The measures outlined in this section contribute to the general working environment of people in the workplace.
Workplaces need to be adequately ventilated. Fresh, clean air should be drawn from a source outside the workplace, uncontaminated by discharges from flues, chimneys or other process outlets, and be circulated through the workrooms.
Ventilation should also remove and dilute warm, humid air and provide air movement which gives a sense of freshness without causing a draught. If the workplace contains process or heating equipment or other sources of dust, fumes or vapours, more fresh air will be needed to provide adequate ventilation.
Windows or other openings may provide sufficient ventilation but, where necessary, mechanical ventilation systems should be provided and regularly maintained.
Temperatures in indoor workplaces
Environmental factors (such as humidity and sources of heat in the workplace) combine with personal factors (such as the clothing a worker is wearing and how physically demanding their work is) to influence what is called someone’s ‘thermal comfort’.
Individual personal preference makes it difficult to specify a thermal environment which satisfies everyone. For workplaces where the activity is mainly sedentary, for example offices, the temperature should normally be at least 16 °C. If work involves physical effort it should be at least 13 °C (unless other laws require lower temperatures).
Work in hot or cold environments
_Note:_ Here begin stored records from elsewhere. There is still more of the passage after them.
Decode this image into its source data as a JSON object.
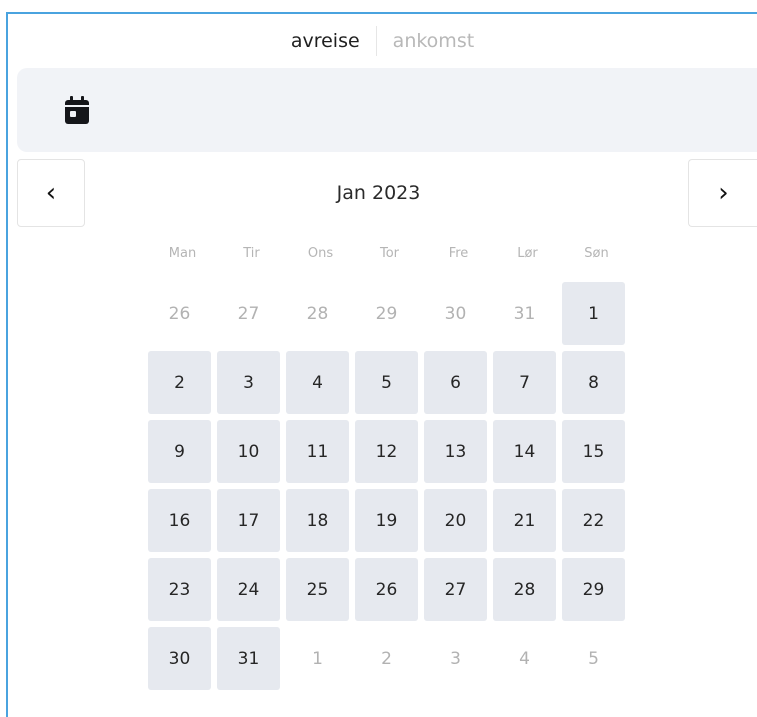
{
  "tabs": {
    "departure": "avreise",
    "arrival": "ankomst"
  },
  "date_field": {
    "icon": "calendar-icon"
  },
  "calendar": {
    "prev_icon": "‹",
    "next_icon": "›",
    "month_title": "Jan 2023",
    "weekdays": [
      "Man",
      "Tir",
      "Ons",
      "Tor",
      "Fre",
      "Lør",
      "Søn"
    ],
    "days": [
      {
        "label": "26",
        "in_month": false
      },
      {
        "label": "27",
        "in_month": false
      },
      {
        "label": "28",
        "in_month": false
      },
      {
        "label": "29",
        "in_month": false
      },
      {
        "label": "30",
        "in_month": false
      },
      {
        "label": "31",
        "in_month": false
      },
      {
        "label": "1",
        "in_month": true
      },
      {
        "label": "2",
        "in_month": true
      },
      {
        "label": "3",
        "in_month": true
      },
      {
        "label": "4",
        "in_month": true
      },
      {
        "label": "5",
        "in_month": true
      },
      {
        "label": "6",
        "in_month": true
      },
      {
        "label": "7",
        "in_month": true
      },
      {
        "label": "8",
        "in_month": true
      },
      {
        "label": "9",
        "in_month": true
      },
      {
        "label": "10",
        "in_month": true
      },
      {
        "label": "11",
        "in_month": true
      },
      {
        "label": "12",
        "in_month": true
      },
      {
        "label": "13",
        "in_month": true
      },
      {
        "label": "14",
        "in_month": true
      },
      {
        "label": "15",
        "in_month": true
      },
      {
        "label": "16",
        "in_month": true
      },
      {
        "label": "17",
        "in_month": true
      },
      {
        "label": "18",
        "in_month": true
      },
      {
        "label": "19",
        "in_month": true
      },
      {
        "label": "20",
        "in_month": true
      },
      {
        "label": "21",
        "in_month": true
      },
      {
        "label": "22",
        "in_month": true
      },
      {
        "label": "23",
        "in_month": true
      },
      {
        "label": "24",
        "in_month": true
      },
      {
        "label": "25",
        "in_month": true
      },
      {
        "label": "26",
        "in_month": true
      },
      {
        "label": "27",
        "in_month": true
      },
      {
        "label": "28",
        "in_month": true
      },
      {
        "label": "29",
        "in_month": true
      },
      {
        "label": "30",
        "in_month": true
      },
      {
        "label": "31",
        "in_month": true
      },
      {
        "label": "1",
        "in_month": false
      },
      {
        "label": "2",
        "in_month": false
      },
      {
        "label": "3",
        "in_month": false
      },
      {
        "label": "4",
        "in_month": false
      },
      {
        "label": "5",
        "in_month": false
      }
    ]
  },
  "colors": {
    "accent_border": "#4aa3df",
    "day_fill": "#e6e9ef",
    "field_bg": "#f1f3f7"
  }
}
The risk to the health of workers increases as conditions move further away from those generally accepted as comfortable. Risk of heat stress arises, for example, from working in high air temperatures, exposure to high thermal radiation or high levels of humidity, such as those found in foundries, glass works and laundries. Cold stress may arise, for example, from working in cold stores, food preparation areas and in the open air during winter.
Assessment of the risk to workers’ health from working in either a hot or cold environment needs to consider both personal and environmental factors. Personal factors include body activity, the amount and type of clothing, and duration of exposure. Environmental factors include ambient temperature and radiant heat; and if the work is outside, sunlight, wind velocity and the presence of rain or snow.